Habituation

Habituation is a term used in the school of behavioral psychology as the simplest form of learning. Habituation occurs as the decrease in the strength of a response after repeated presentation of a stimulus that elicits a behavioral response, for example getting use to a light’s intensity. Constant exposure leads to a decrease in response arousal and therefore this technique is commonly used in therapeutic settings as a basic process used to extinguish various fears.


There are Five Principles of Habituation:

1. Course of Habituation: When a stimulus is repeated, habituation of a response occurs (decrease in sensitivity as a result of an increase in familiarity).

2. The Effects of Time: If a stimulus is withheld for a period of time, habituation decreases.
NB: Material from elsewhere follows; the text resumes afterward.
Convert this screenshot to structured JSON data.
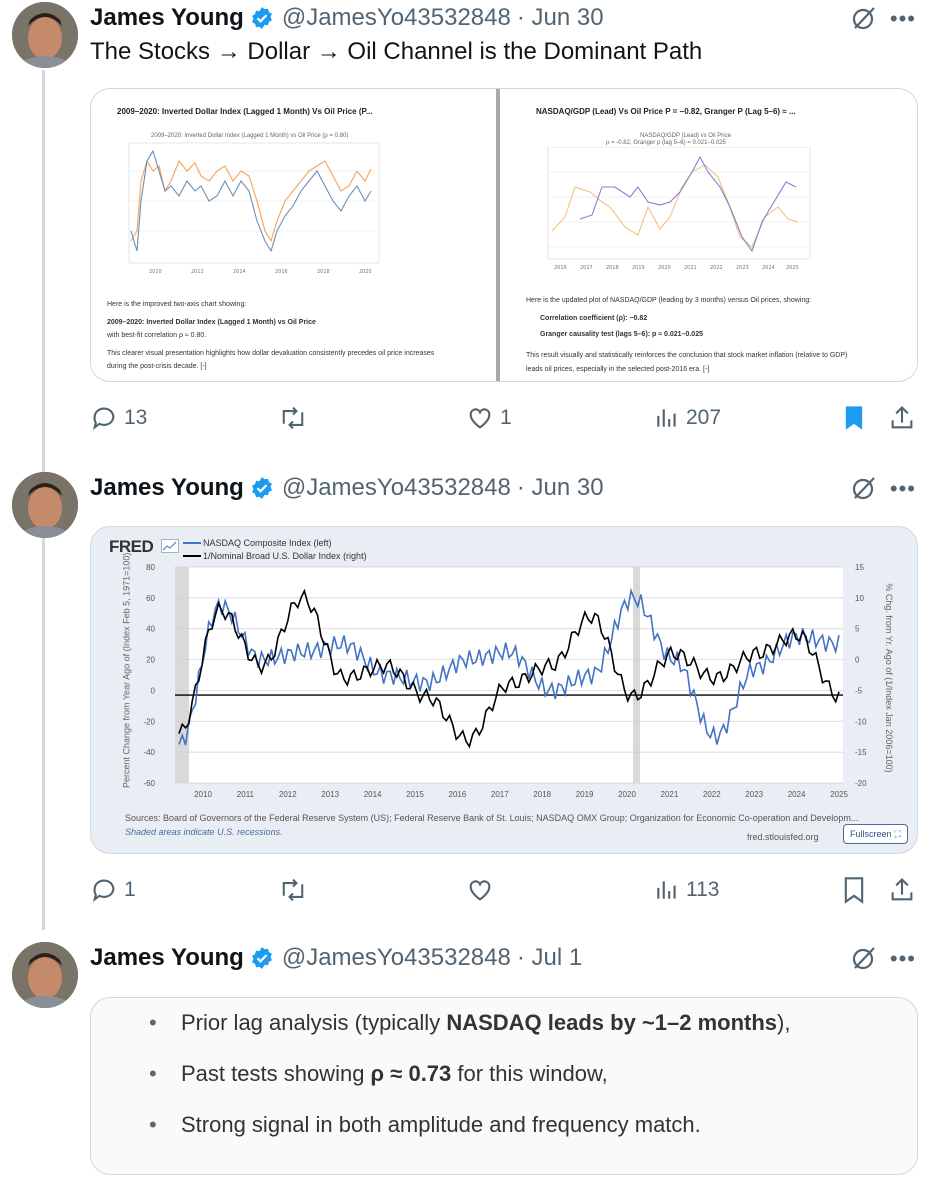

3. Relearning Effect: If habituation to a stimulus has occurred in the past but is withheld for a period of time and then re-administered, the stimulus will take less time to re-habituate.

4. Effects of Stimulus Intensity: Organisms can habituate to weak to moderate stimuli but very strong stimuli may not result in habituation.
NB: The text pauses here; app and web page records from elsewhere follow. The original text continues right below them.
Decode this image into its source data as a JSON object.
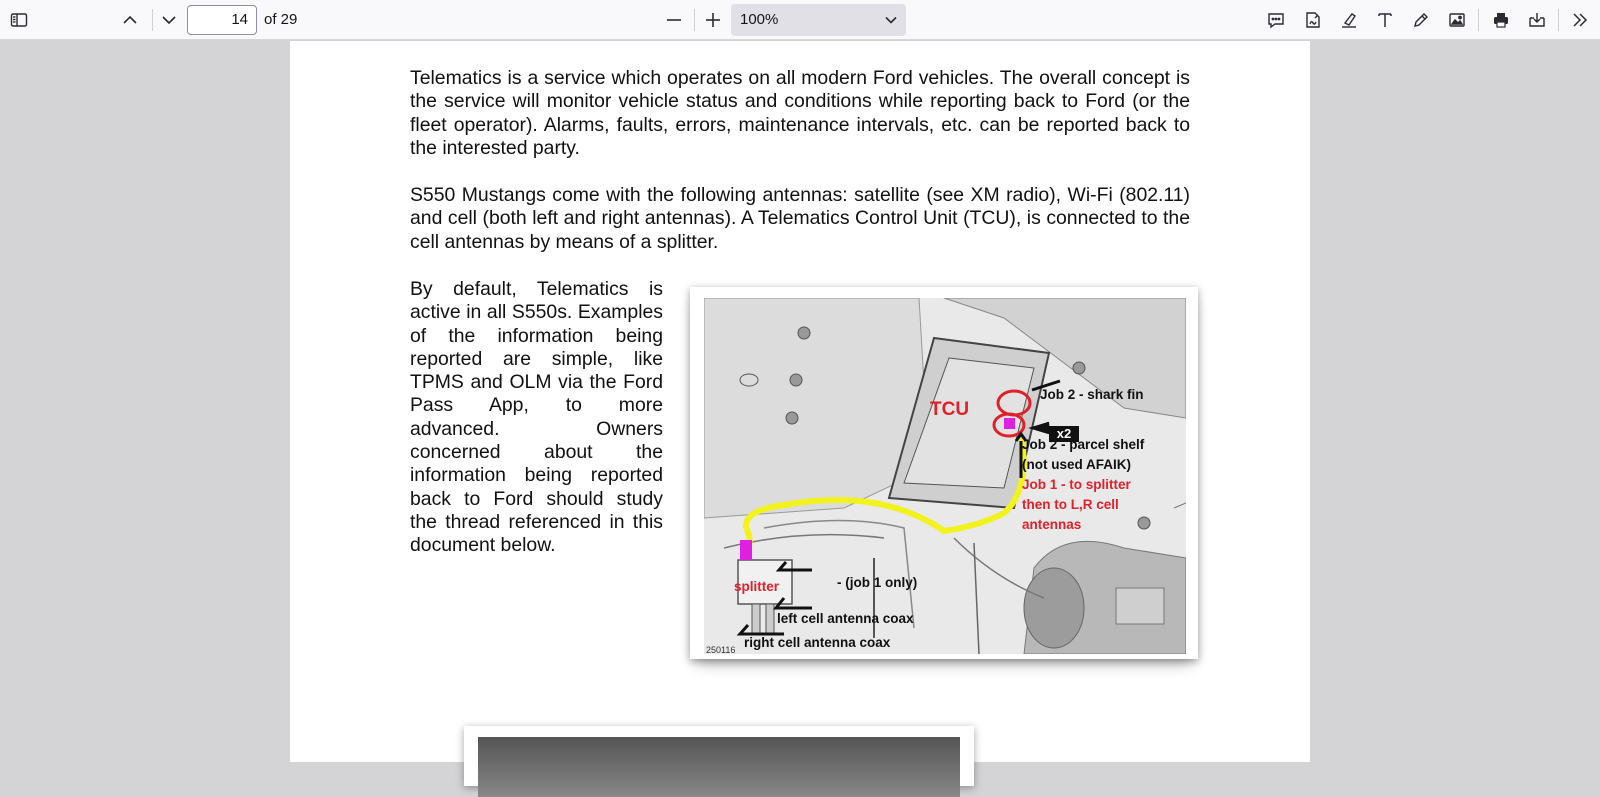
{
  "toolbar": {
    "page_number": "14",
    "page_count": "of 29",
    "zoom": "100%",
    "icons": {
      "sidebar": "sidebar-toggle-icon",
      "prev": "chevron-up-icon",
      "next": "chevron-down-icon",
      "zoom_out": "minus-icon",
      "zoom_in": "plus-icon",
      "comment": "comment-icon",
      "signature": "signature-icon",
      "highlight": "highlight-icon",
      "text": "text-icon",
      "draw": "draw-icon",
      "image": "image-icon",
      "print": "print-icon",
      "save": "save-icon",
      "tools": "double-chevron-right-icon"
    }
  },
  "document": {
    "para1": "Telematics is a service which operates on all modern Ford vehicles. The overall concept is the service will monitor vehicle status and conditions while reporting back to Ford (or the fleet operator). Alarms, faults, errors, maintenance intervals, etc. can be reported back to the interested party.",
    "para2": "S550 Mustangs come with the following antennas: satellite (see XM radio), Wi-Fi (802.11) and cell (both left and right antennas). A Telematics Control Unit (TCU), is connected to the cell antennas by means of a splitter.",
    "para3": "By default, Telematics is active in all S550s. Examples of the information being reported are simple, like TPMS and OLM via the Ford Pass App, to more advanced. Owners concerned about the information being reported back to Ford should study the thread referenced in this document below.",
    "figure": {
      "tcu": "TCU",
      "job2_shark": "Job 2 - shark fin",
      "x2": "x2",
      "job2_parcel_1": "Job 2 - parcel shelf",
      "job2_parcel_2": "(not used AFAIK)",
      "job1_1": "Job 1 - to splitter",
      "job1_2": "then to L,R cell",
      "job1_3": "antennas",
      "splitter": "splitter",
      "job1_only": "- (job 1 only)",
      "left_coax": "left cell antenna coax",
      "right_coax": "right cell antenna coax",
      "fig_id": "250116"
    }
  },
  "colors": {
    "toolbar_bg": "#f9f9fb",
    "viewer_bg": "#d4d4d7",
    "annotation_red": "#e0202a",
    "cable_yellow": "#f2f21c",
    "splitter_magenta": "#e020e0"
  }
}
5. Stimulus Generalization: Transfer of habituation occurs from one stimulus to another.

See Also

Behaviorism

Classical Conditioning
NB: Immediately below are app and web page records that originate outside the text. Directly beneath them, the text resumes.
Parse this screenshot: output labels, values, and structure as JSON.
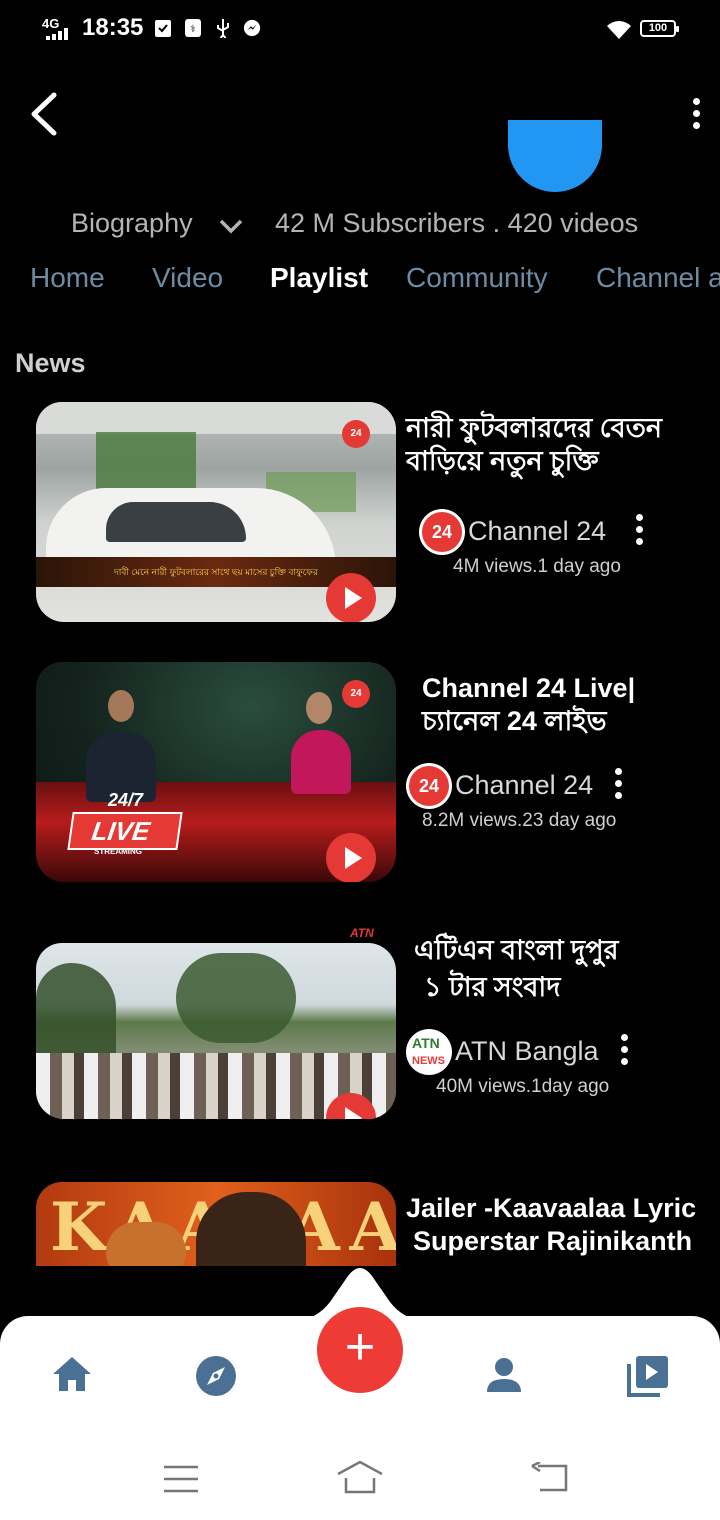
{
  "status_bar": {
    "network": "4G",
    "time": "18:35",
    "battery": "100"
  },
  "header": {
    "biography_label": "Biography",
    "stats": "42 M Subscribers . 420 videos"
  },
  "tabs": [
    {
      "label": "Home"
    },
    {
      "label": "Video"
    },
    {
      "label": "Playlist"
    },
    {
      "label": "Community"
    },
    {
      "label": "Channel a"
    }
  ],
  "section": {
    "title": "News"
  },
  "videos": [
    {
      "title_line1": "নারী ফুটবলারদের বেতন",
      "title_line2": "বাড়িয়ে নতুন চুক্তি",
      "channel": "Channel 24",
      "views": "4M views.1 day ago",
      "caption": "দাবী মেনে নারী ফুটবলারের সাথে ছয় মাসের চুক্তি বাফুফের",
      "logo_text": "24"
    },
    {
      "title_line1": "Channel 24 Live|",
      "title_line2": "চ্যানেল 24 লাইভ",
      "channel": "Channel 24",
      "views": "8.2M views.23 day ago",
      "badge_top": "24/7",
      "badge_live": "LIVE",
      "badge_sub": "STREAMING",
      "logo_text": "24"
    },
    {
      "title_line1": "এটিএন বাংলা দুপুর",
      "title_line2": "১ টার সংবাদ",
      "channel": "ATN Bangla",
      "views": "40M views.1day ago",
      "logo_text": "ATN",
      "logo_sub": "NEWS"
    },
    {
      "title_line1": "Jailer -Kaavaalaa Lyric",
      "title_line2": "Superstar Rajinikanth",
      "thumb_text": "KAAVAALAA"
    }
  ],
  "colors": {
    "accent": "#ef3b36",
    "blue": "#2196f3",
    "tab_inactive": "#6d8ca3",
    "nav_icon": "#4a7093"
  },
  "icons": [
    "back-arrow-icon",
    "more-vert-icon",
    "chevron-down-icon",
    "home-icon",
    "explore-icon",
    "add-icon",
    "person-icon",
    "library-icon"
  ],
  "fab": {
    "label": "+"
  }
}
Ivan Pavlov

John B. Watson

Modeling

Operant Conditioning

Psychology


References

Dyce, J. (2008, July 24). Power Point: Principles of Behavior Change. Retrieved from: http://jamiedyce.com/index.html.